Students say..."I never had to think so hard on an exam in my life! It was awesome.”
Abstract Algebra is the purest of pure math courses. In this challenging, college-level elective, you will study the most fundamental of mathematical objects: groups, rings, and fields. Are there other “number” systems that mimic certain properties of the real numbers? In what ways are they the same, and in what ways do they differ? In this course, you will discover the solutions to some long-time geometric puzzles: Can one construct a cube of volume two or trisect a given angle using a compass and straightedge? You will hone your abstract mathematical skills and your ability to write clear and effective proofs.
Students say..."By ‘engaging’ in your studies, I mean throwing yourself completely into the process of learning––allowing yourself to become fascinated by a certain subject (in my case, math) and then running away with it.”
By the time you are ready to take this course, you will already have learned what vectors and matrices are and how to manipulate them.
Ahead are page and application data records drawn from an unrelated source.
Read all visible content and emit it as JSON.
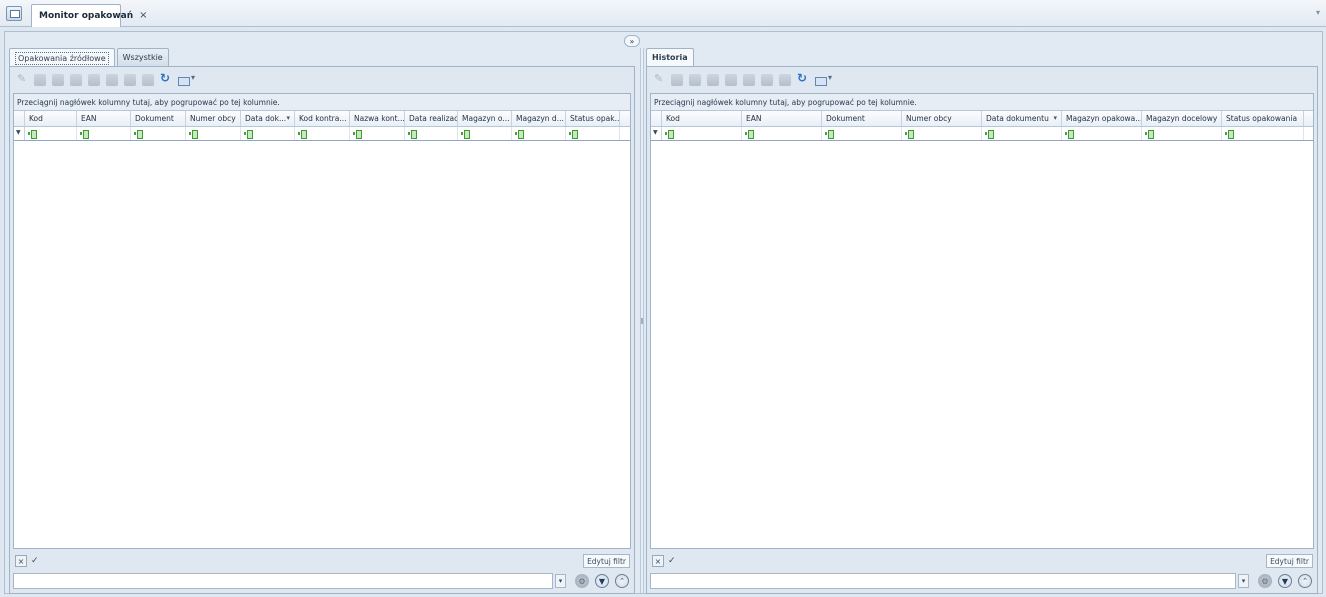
{
  "window": {
    "tab_title": "Monitor opakowań",
    "close_glyph": "×"
  },
  "left": {
    "tabs": [
      "Opakowania źródłowe",
      "Wszystkie"
    ],
    "active_tab": 0,
    "group_hint": "Przeciągnij nagłówek kolumny tutaj, aby pogrupować po tej kolumnie.",
    "columns": [
      "Kod",
      "EAN",
      "Dokument",
      "Numer obcy",
      "Data dok...",
      "Kod kontra...",
      "Nazwa kont...",
      "Data realizacji",
      "Magazyn o...",
      "Magazyn d...",
      "Status opak..."
    ],
    "sorted_column": 4,
    "edit_filter_label": "Edytuj filtr",
    "search_value": ""
  },
  "right": {
    "tabs": [
      "Historia"
    ],
    "active_tab": 0,
    "group_hint": "Przeciągnij nagłówek kolumny tutaj, aby pogrupować po tej kolumnie.",
    "columns": [
      "Kod",
      "EAN",
      "Dokument",
      "Numer obcy",
      "Data dokumentu",
      "Magazyn opakowa...",
      "Magazyn docelowy",
      "Status opakowania"
    ],
    "sorted_column": 4,
    "edit_filter_label": "Edytuj filtr",
    "search_value": ""
  },
  "icons": {
    "toolbar": [
      "wrench-icon",
      "preview-icon",
      "binoculars-icon",
      "grid-icon",
      "print-icon",
      "export-icon",
      "copy-icon",
      "clipboard-icon",
      "refresh-icon",
      "view-dropdown-icon"
    ],
    "collapse": "»"
  }
}
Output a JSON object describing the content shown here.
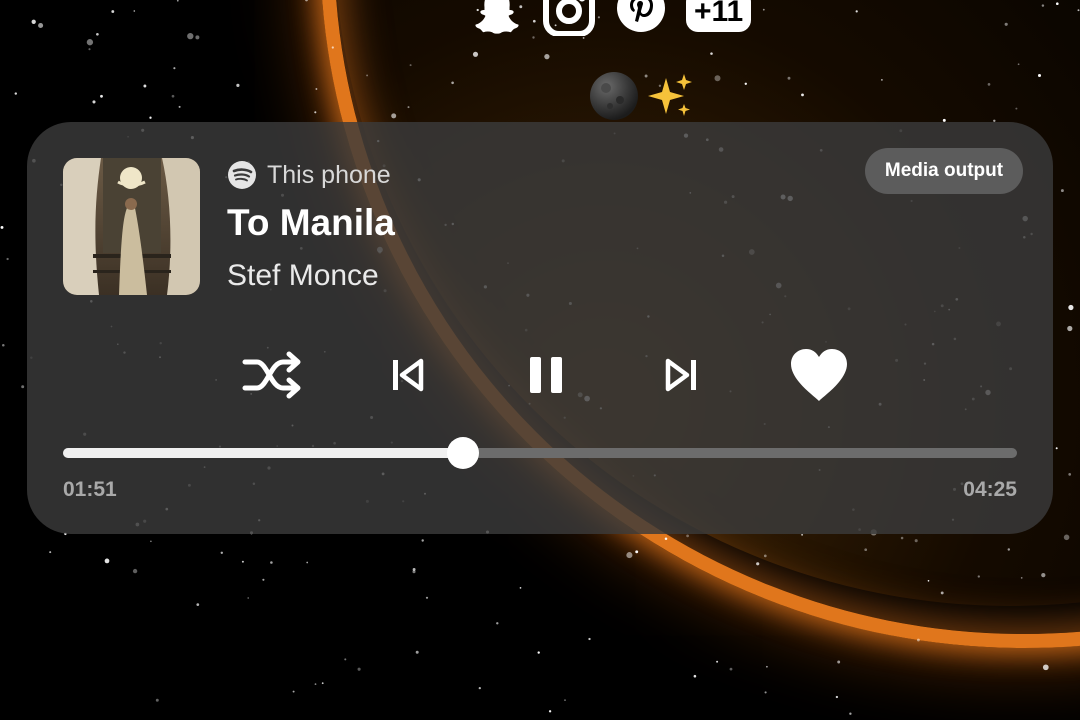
{
  "notification_icons": {
    "icons": [
      "snapchat-icon",
      "instagram-icon",
      "pinterest-icon"
    ],
    "more_count": "+11"
  },
  "status_emojis": [
    "new-moon-icon",
    "sparkles-icon"
  ],
  "media_player": {
    "source_label": "This phone",
    "source_app_icon": "spotify-icon",
    "track_title": "To Manila",
    "artist": "Stef Monce",
    "output_button_label": "Media output",
    "controls": [
      "shuffle-icon",
      "previous-icon",
      "pause-icon",
      "next-icon",
      "heart-icon"
    ],
    "elapsed": "01:51",
    "duration": "04:25",
    "progress_fraction": 0.419
  },
  "colors": {
    "card_bg": "#3a3a3a",
    "accent_orange": "#e0761c",
    "text_primary": "#ffffff",
    "text_secondary": "#a9a9a9"
  }
}
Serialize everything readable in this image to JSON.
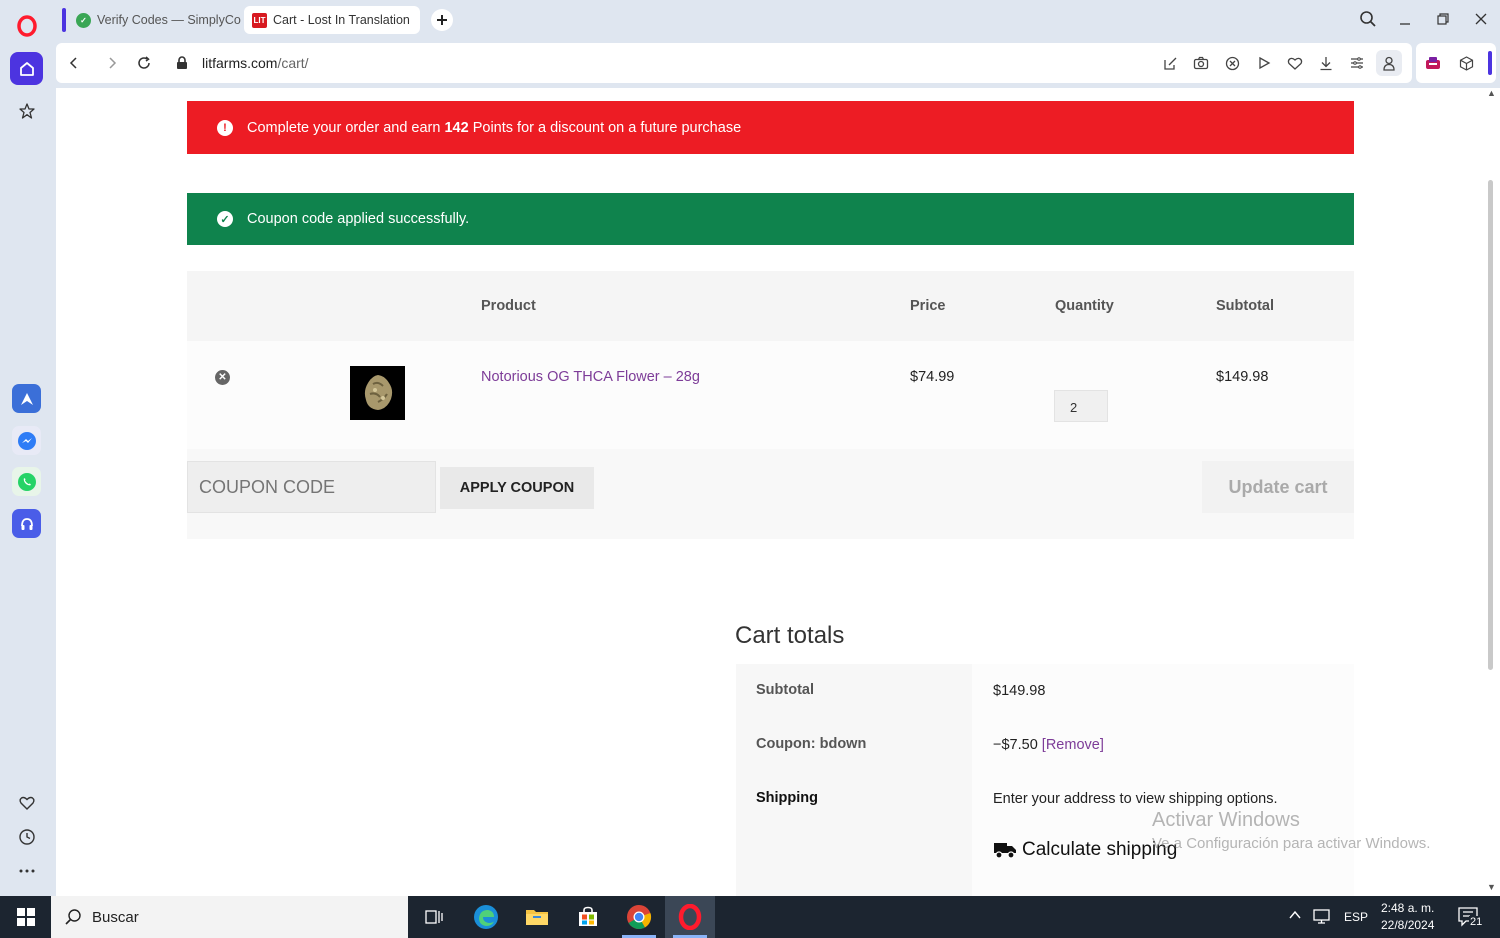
{
  "browser": {
    "tabs": [
      {
        "title": "Verify Codes — SimplyCo",
        "active": false,
        "favicon": "simplycodes-icon"
      },
      {
        "title": "Cart - Lost In Translation",
        "active": true,
        "favicon": "lit-icon",
        "favicon_text": "LIT"
      }
    ],
    "url": {
      "domain": "litfarms.com",
      "path": "/cart/"
    }
  },
  "page": {
    "points_notice": {
      "prefix": "Complete your order and earn ",
      "points": "142",
      "suffix": " Points for a discount on a future purchase",
      "color": "#ed1c24"
    },
    "coupon_notice": {
      "text": "Coupon code applied successfully.",
      "color": "#0f834d"
    },
    "cart_table": {
      "headers": {
        "product": "Product",
        "price": "Price",
        "quantity": "Quantity",
        "subtotal": "Subtotal"
      },
      "items": [
        {
          "name": "Notorious OG THCA Flower – 28g",
          "price": "$74.99",
          "quantity": "2",
          "subtotal": "$149.98"
        }
      ]
    },
    "coupon": {
      "placeholder": "COUPON CODE",
      "apply_label": "APPLY COUPON",
      "update_label": "Update cart"
    },
    "cart_totals": {
      "title": "Cart totals",
      "subtotal_label": "Subtotal",
      "subtotal_value": "$149.98",
      "coupon_label": "Coupon: bdown",
      "coupon_value": "−$7.50",
      "coupon_remove": "[Remove]",
      "shipping_label": "Shipping",
      "shipping_text": "Enter your address to view shipping options.",
      "calculate_label": "Calculate shipping"
    },
    "link_color": "#7d3c98"
  },
  "os": {
    "watermark_title": "Activar Windows",
    "watermark_sub": "Ve a Configuración para activar Windows.",
    "search_placeholder": "Buscar",
    "language": "ESP",
    "time": "2:48 a. m.",
    "date": "22/8/2024",
    "notification_count": "21"
  }
}
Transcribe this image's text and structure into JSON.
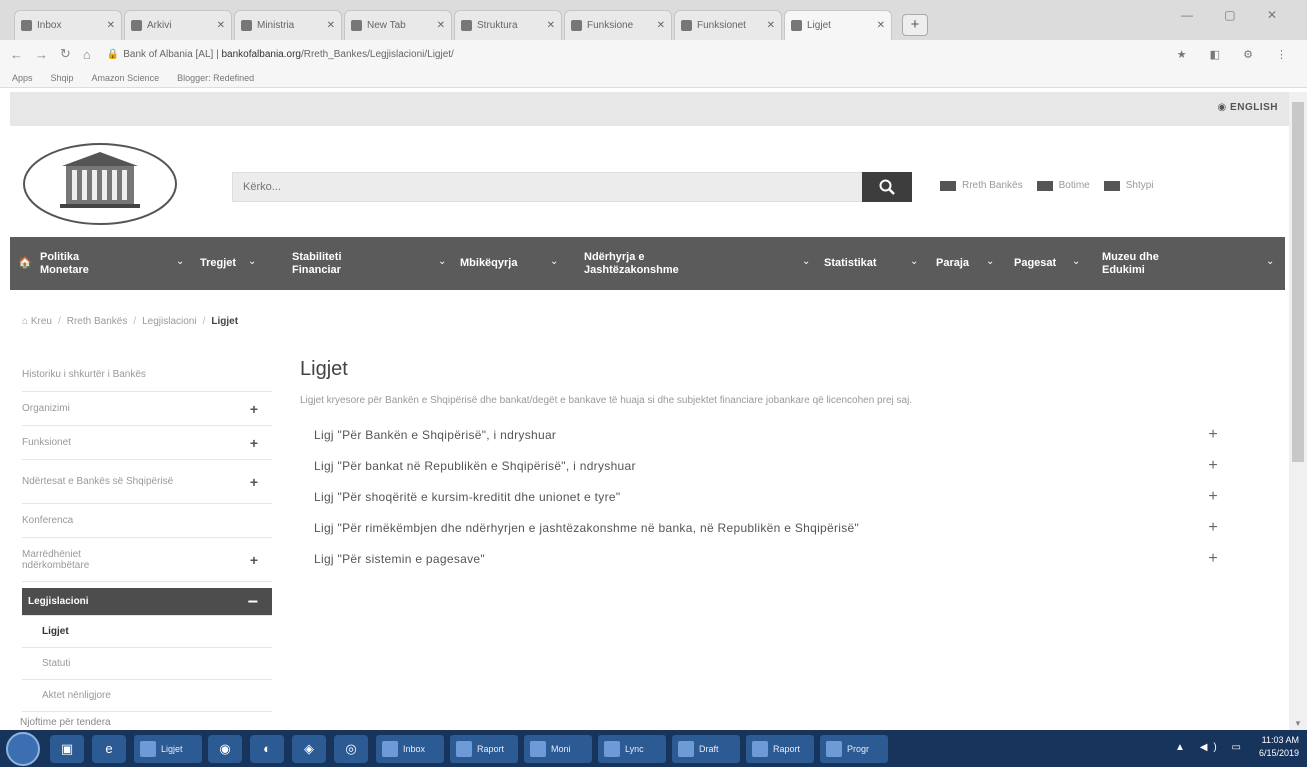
{
  "browser": {
    "tabs": [
      {
        "label": "Inbox",
        "active": false
      },
      {
        "label": "Arkivi",
        "active": false
      },
      {
        "label": "Ministria",
        "active": false
      },
      {
        "label": "New Tab",
        "active": false
      },
      {
        "label": "Struktura",
        "active": false
      },
      {
        "label": "Funksione",
        "active": false
      },
      {
        "label": "Funksionet",
        "active": false
      },
      {
        "label": "Ligjet",
        "active": true
      }
    ],
    "new_tab": "+",
    "url_site_label": "Bank of Albania [AL]",
    "url_host": "bankofalbania.org",
    "url_path": "/Rreth_Bankes/Legjislacioni/Ligjet/",
    "bookmarks": [
      "Apps",
      "Shqip",
      "Amazon Science",
      "Blogger: Redefined"
    ]
  },
  "site": {
    "language_link": "ENGLISH",
    "logo_alt": "BANKA E SHQIPERISE - BANK OF ALBANIA",
    "search_placeholder": "Kërko...",
    "header_links": [
      {
        "label": "Rreth Bankës",
        "icon": "bank-icon"
      },
      {
        "label": "Botime",
        "icon": "book-icon"
      },
      {
        "label": "Shtypi",
        "icon": "press-icon"
      }
    ],
    "nav": [
      {
        "label": "Politika Monetare",
        "has_chevron": true
      },
      {
        "label": "Tregjet",
        "has_chevron": true
      },
      {
        "label": "Stabiliteti Financiar",
        "has_chevron": true
      },
      {
        "label": "Mbikëqyrja",
        "has_chevron": true
      },
      {
        "label": "Ndërhyrja e Jashtëzakonshme",
        "has_chevron": true
      },
      {
        "label": "Statistikat",
        "has_chevron": true
      },
      {
        "label": "Paraja",
        "has_chevron": true
      },
      {
        "label": "Pagesat",
        "has_chevron": true
      },
      {
        "label": "Muzeu dhe Edukimi",
        "has_chevron": true
      }
    ],
    "breadcrumb": [
      "Kreu",
      "Rreth Bankës",
      "Legjislacioni",
      "Ligjet"
    ],
    "sidebar": [
      {
        "label": "Historiku i shkurtër i Bankës",
        "expandable": false
      },
      {
        "label": "Organizimi",
        "expandable": true
      },
      {
        "label": "Funksionet",
        "expandable": true
      },
      {
        "label": "Ndërtesat e Bankës së Shqipërisë",
        "expandable": true
      },
      {
        "label": "Konferenca",
        "expandable": false
      },
      {
        "label": "Marrëdhëniet ndërkombëtare",
        "expandable": true
      },
      {
        "label": "Legjislacioni",
        "expandable": true,
        "active": true
      }
    ],
    "sidebar_sub": [
      {
        "label": "Ligjet",
        "current": true
      },
      {
        "label": "Statuti",
        "current": false
      },
      {
        "label": "Aktet nënligjore",
        "current": false
      }
    ],
    "sidebar_tail": "Njoftime për tendera",
    "content": {
      "title": "Ligjet",
      "intro": "Ligjet kryesore për Bankën e Shqipërisë dhe bankat/degët e bankave të huaja si dhe subjektet financiare jobankare që licencohen prej saj.",
      "laws": [
        "Ligj \"Për Bankën e Shqipërisë\", i ndryshuar",
        "Ligj \"Për bankat në Republikën e Shqipërisë\", i ndryshuar",
        "Ligj \"Për shoqëritë e kursim-kreditit dhe unionet e tyre\"",
        "Ligj \"Për rimëkëmbjen dhe ndërhyrjen e jashtëzakonshme në banka, në Republikën e Shqipërisë\"",
        "Ligj \"Për sistemin e pagesave\""
      ]
    }
  },
  "taskbar": {
    "tasks": [
      "Ligjet",
      "Inbox",
      "Raport",
      "Moni",
      "Lync",
      "Draft",
      "Raport",
      "Progr"
    ],
    "time": "11:03 AM",
    "date": "6/15/2019"
  },
  "colors": {
    "nav_bg": "#5b5b5b",
    "active_sidebar_bg": "#4d4d4d",
    "taskbar_bg": "#16345c"
  }
}
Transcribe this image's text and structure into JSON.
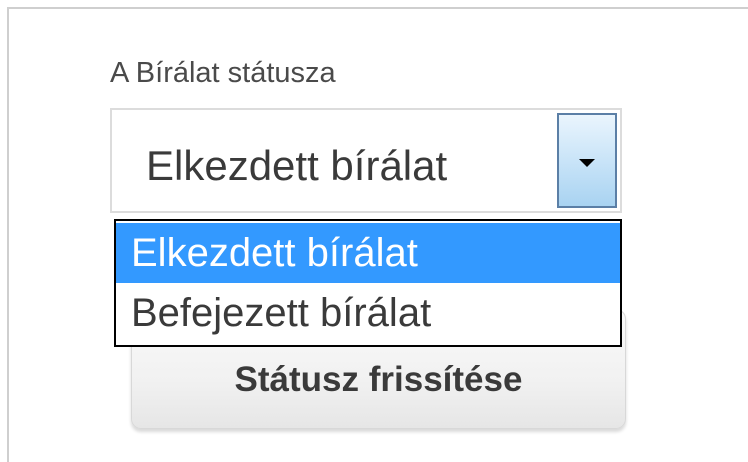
{
  "form": {
    "status_label": "A Bírálat státusza",
    "status_select": {
      "selected_value": "Elkezdett bírálat",
      "options": [
        {
          "label": "Elkezdett bírálat",
          "highlighted": true
        },
        {
          "label": "Befejezett bírálat",
          "highlighted": false
        }
      ],
      "arrow_icon": "dropdown-arrow-icon"
    },
    "update_button_label": "Státusz frissítése"
  },
  "colors": {
    "highlight": "#3399ff",
    "highlight_text": "#ffffff",
    "text": "#3a3a3a",
    "arrow_button": "#c9e4f8"
  }
}
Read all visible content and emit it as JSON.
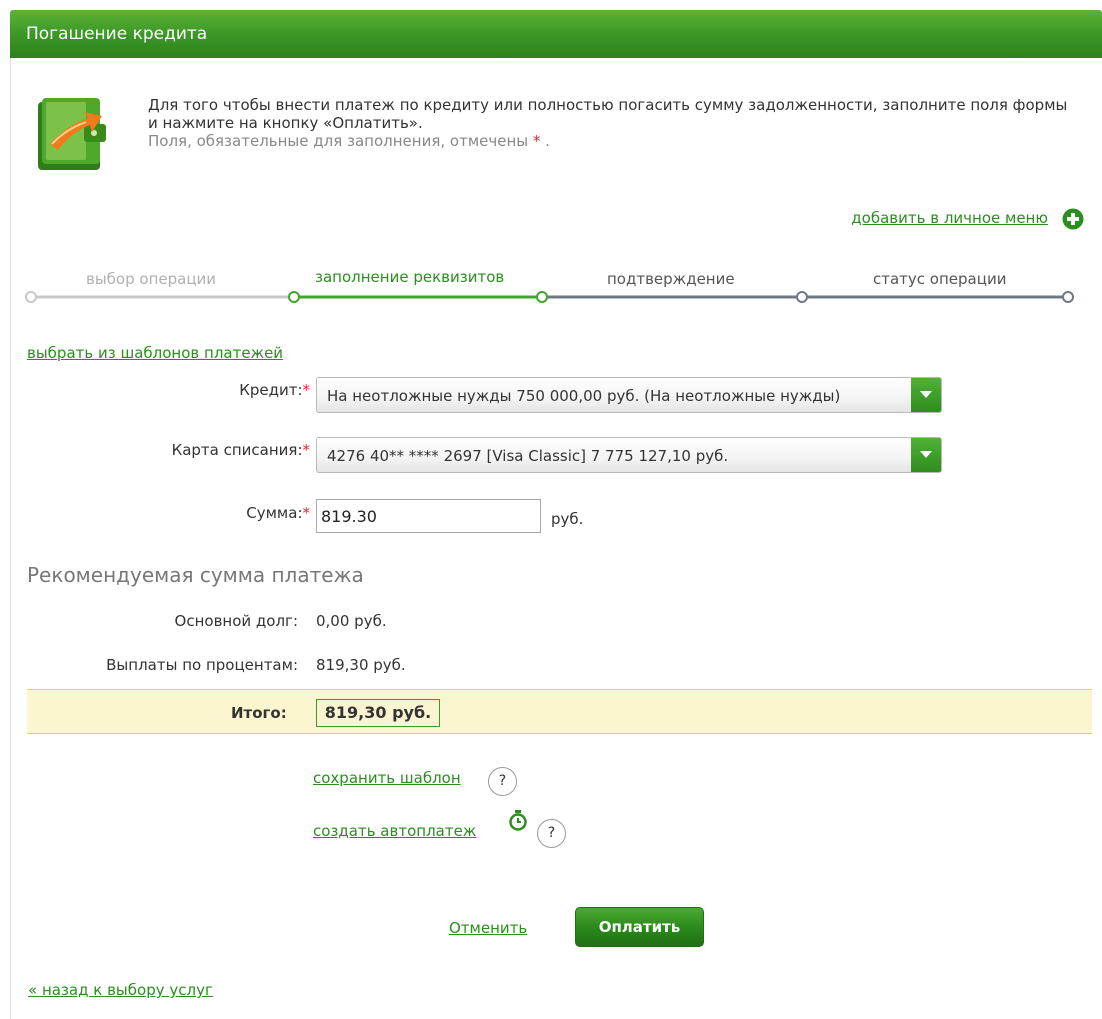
{
  "header": {
    "title": "Погашение кредита"
  },
  "intro": {
    "text": "Для того чтобы внести платеж по кредиту или полностью погасить сумму задолженности, заполните поля формы и нажмите на кнопку «Оплатить».",
    "hint": "Поля, обязательные для заполнения, отмечены",
    "required_mark": "*",
    "hint_end": " ."
  },
  "add_menu_label": "добавить в личное меню",
  "steps": [
    {
      "label": "выбор операции",
      "state": "done"
    },
    {
      "label": "заполнение реквизитов",
      "state": "current"
    },
    {
      "label": "подтверждение",
      "state": "pending"
    },
    {
      "label": "статус операции",
      "state": "pending"
    }
  ],
  "templates_link": "выбрать из шаблонов платежей",
  "form": {
    "credit_label": "Кредит:",
    "credit_value": "На неотложные нужды  750 000,00  руб.  (На неотложные нужды)",
    "card_label": "Карта списания:",
    "card_value": "4276 40** **** 2697  [Visa Classic] 7 775 127,10  руб.",
    "amount_label": "Сумма:",
    "amount_value": "819.30",
    "amount_unit": "руб.",
    "required_mark": "*"
  },
  "recommended": {
    "title": "Рекомендуемая сумма платежа",
    "principal_label": "Основной долг:",
    "principal_value": "0,00 руб.",
    "interest_label": "Выплаты по процентам:",
    "interest_value": "819,30 руб.",
    "total_label": "Итого:",
    "total_value": "819,30 руб."
  },
  "actions": {
    "save_template": "сохранить шаблон",
    "create_autopay": "создать автоплатеж",
    "help_glyph": "?",
    "cancel": "Отменить",
    "pay": "Оплатить",
    "back": "« назад к выбору услуг"
  },
  "colors": {
    "brand_green": "#2a8f1d",
    "required_red": "#e3262c",
    "step_done": "#c8c8c8",
    "step_current": "#3fa52c",
    "step_pending": "#6d7a86"
  }
}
We follow an axiomatic approach to arrive at a deeper understanding of how and why they work. What is the determinant, and how is it characterized? What does a “change of basis” mean (what is a “basis,” anyway?), and why would you want to change one? This class is for budding mathematicians and those curious to know what the world of theoretical math is all about.
Students say..."I’m good at math, and it’s always fun, though before Commonwealth I’d always felt that I was essentially learning it on my own, with my textbook and homework. But being in this classroom added more than I could possibly have learned working by myself.”
How can you tell that a phenomenon is random, and what does that mean? When the newspaper reports a poll with +/- 3% after it, what exactly does that +/-3% signify? When drug companies claim that a drug will help you, how do they know, and why do scientists often change their minds later? Statistics is the study of random phenomena. In this class, you will learn how to design a study that will give you good data, how to describe the data accurately, and how to use inference to derive appropriate conclusions. The half-credit elective course moves quickly, while the full-credit course covers the same material but at a more deliberate pace.
Students say..."One of the things that surprised me the most during my project month at Harvard Medical School’s Department of Global Health and Social Medicine was the importance of having a solid expertise in statistics. Statistical analysis is a fundamental part of doing research in social medicine.”
What is truth? How do we formalize the notions of truth and provability as objects within a formal mathematical system, and what conditions on a mathematical assertion guarantee the existence of a proof of that assertion within the system?
These are just some of the questions to be addressed in this course, a rigorous introduction to mathematical logic. We will begin with a discussion of propositional logic, including truth assignments, induction on formulas, and unique readability. We will then move on to first-order languages and predicate logic, introducing models as interpretations of languages and establishing connections between the syntactic (proof-theoretic) and semantic (model-theoretic) approaches to truth. Questions of cardinality, or size, will occupy our attention throughout the course. For instance, which theories are finitely axiomatizable? And under what conditions does a theory have models of all infinite cardinalities?
As time permits, we will examine other areas of pure mathematics, such as group theory, number theory, axiomatic set theory, and analysis, through a model-theoretic lens. Important theorems to be studied include the compactness theorem and the Lowenheim-Skolem theorem.